- Reliance on volunteers – Governance and local play depend heavily on volunteer commitment which brings challenges of sustainability.
- Access to facilities/spaces – Open green spaces are declining in urban areas limiting play opportunities that require outdoor pitches.
To maximize the growth and longevity of Rounders, addressing areas like those above through proactive solutions will be important going forward.
What are the main takeaways on Rounders as a sport?
In summary, the key takeaways confirming Rounders’ status as an organized, competitive sport are:
- Rounders is a bat-and-ball game played between teams on a circular field requiring specialized skills in batting, pitching, fielding, catching, and running.
- The sport has well-established rules that date back to the late 1800s and are governed by major associations like the NRA.
- Equipment like the wooden bat and hard ball along with uniforms and field specifications are standardized.
- Major competitive leagues and tournaments exist from school to elite international levels requiring strategy and sportsmanship.
- Significant cardiovascular and muscular fitness is developed by playing due to the aerobic and strength demands.
- Rounders enjoys strong cultural meaning and identity in England and Ireland with participation across generations.
- The sport is accessible and inclusive to people across demographics and physical ability levels.
With these qualities and a long heritage, there is a strong basis for classifying Rounders as an organized, competitive team sport analogous to baseball and cricket.
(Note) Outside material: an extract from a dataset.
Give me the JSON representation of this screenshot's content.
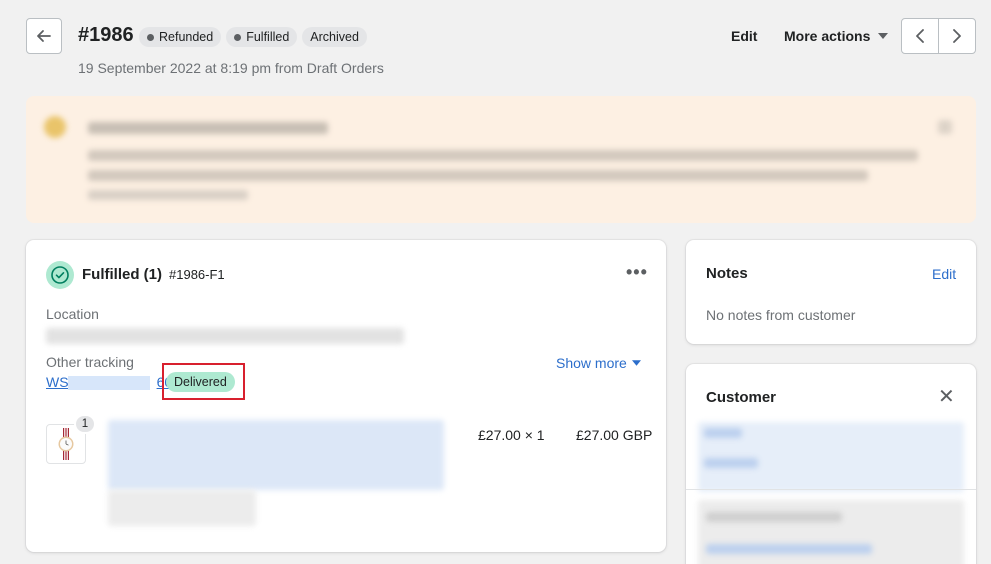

It meets all the criteria that define a sport. Rounders continues to evolve but has undeniably emerged as a sport over its centuries of history